• _What you have to do_: The records, repeated exactly and in full, are the expected answer.

[Records from a dataset]
━━━━━━━━━━━━━━━━
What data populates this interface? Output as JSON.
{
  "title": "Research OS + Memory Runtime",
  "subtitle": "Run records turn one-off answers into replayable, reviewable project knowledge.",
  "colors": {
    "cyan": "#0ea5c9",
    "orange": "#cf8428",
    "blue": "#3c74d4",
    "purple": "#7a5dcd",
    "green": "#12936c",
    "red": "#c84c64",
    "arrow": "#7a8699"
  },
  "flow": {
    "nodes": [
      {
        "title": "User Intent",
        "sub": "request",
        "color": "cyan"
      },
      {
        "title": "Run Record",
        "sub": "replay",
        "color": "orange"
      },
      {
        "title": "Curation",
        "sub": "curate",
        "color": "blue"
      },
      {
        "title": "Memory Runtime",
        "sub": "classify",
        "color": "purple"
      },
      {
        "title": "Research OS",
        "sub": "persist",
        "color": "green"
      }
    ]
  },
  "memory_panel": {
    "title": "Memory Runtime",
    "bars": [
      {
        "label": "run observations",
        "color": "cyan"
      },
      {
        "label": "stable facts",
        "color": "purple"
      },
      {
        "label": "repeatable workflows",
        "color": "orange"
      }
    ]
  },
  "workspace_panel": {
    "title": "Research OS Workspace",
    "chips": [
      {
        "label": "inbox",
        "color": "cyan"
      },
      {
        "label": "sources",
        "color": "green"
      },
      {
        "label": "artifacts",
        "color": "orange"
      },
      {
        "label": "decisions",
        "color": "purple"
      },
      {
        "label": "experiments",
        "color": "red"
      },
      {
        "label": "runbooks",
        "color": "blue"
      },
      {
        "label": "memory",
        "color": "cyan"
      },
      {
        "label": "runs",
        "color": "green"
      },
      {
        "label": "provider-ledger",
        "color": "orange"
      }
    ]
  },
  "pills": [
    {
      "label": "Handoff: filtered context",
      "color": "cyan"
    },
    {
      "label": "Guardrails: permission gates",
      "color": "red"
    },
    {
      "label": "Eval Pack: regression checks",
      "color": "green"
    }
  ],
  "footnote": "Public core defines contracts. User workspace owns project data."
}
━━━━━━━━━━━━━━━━
• _Solved exercise_:
What data populates this interface? Output as JSON.
{
  "title": "Research OS + Memory Runtime",
  "subtitle": "Run records turn one-off answers into replayable, reviewable project knowledge.",
  "colors": {
    "cyan": "#0ea5c9",
    "orange": "#cf8428",
    "blue": "#3c74d4",
    "purple": "#7a5dcd",
    "green": "#12936c",
    "red": "#c84c64",
    "arrow": "#7a8699"
  },
  "flow": {
    "nodes": [
      {
        "title": "User Intent",
        "sub": "request",
        "color": "cyan"
      },
      {
        "title": "Run Record",
        "sub": "replay",
        "color": "orange"
      },
      {
        "title": "Curation",
        "sub": "curate",
        "color": "blue"
      },
      {
        "title": "Memory Runtime",
        "sub": "classify",
        "color": "purple"
      },
      {
        "title": "Research OS",
        "sub": "persist",
        "color": "green"
      }
    ]
  },
  "memory_panel": {
    "title": "Memory Runtime",
    "bars": [
      {
        "label": "run observations",
        "color": "cyan"
      },
      {
        "label": "stable facts",
        "color": "purple"
      },
      {
        "label": "repeatable workflows",
        "color": "orange"
      }
    ]
  },
  "workspace_panel": {
    "title": "Research OS Workspace",
    "chips": [
      {
        "label": "inbox",
        "color": "cyan"
      },
      {
        "label": "sources",
        "color": "green"
      },
      {
        "label": "artifacts",
        "color": "orange"
      },
      {
        "label": "decisions",
        "color": "purple"
      },
      {
        "label": "experiments",
        "color": "red"
      },
      {
        "label": "runbooks",
        "color": "blue"
      },
      {
        "label": "memory",
        "color": "cyan"
      },
      {
        "label": "runs",
        "color": "green"
      },
      {
        "label": "provider-ledger",
        "color": "orange"
      }
    ]
  },
  "pills": [
    {
      "label": "Handoff: filtered context",
      "color": "cyan"
    },
    {
      "label": "Guardrails: permission gates",
      "color": "red"
    },
    {
      "label": "Eval Pack: regression checks",
      "color": "green"
    }
  ],
  "footnote": "Public core defines contracts. User workspace owns project data."
}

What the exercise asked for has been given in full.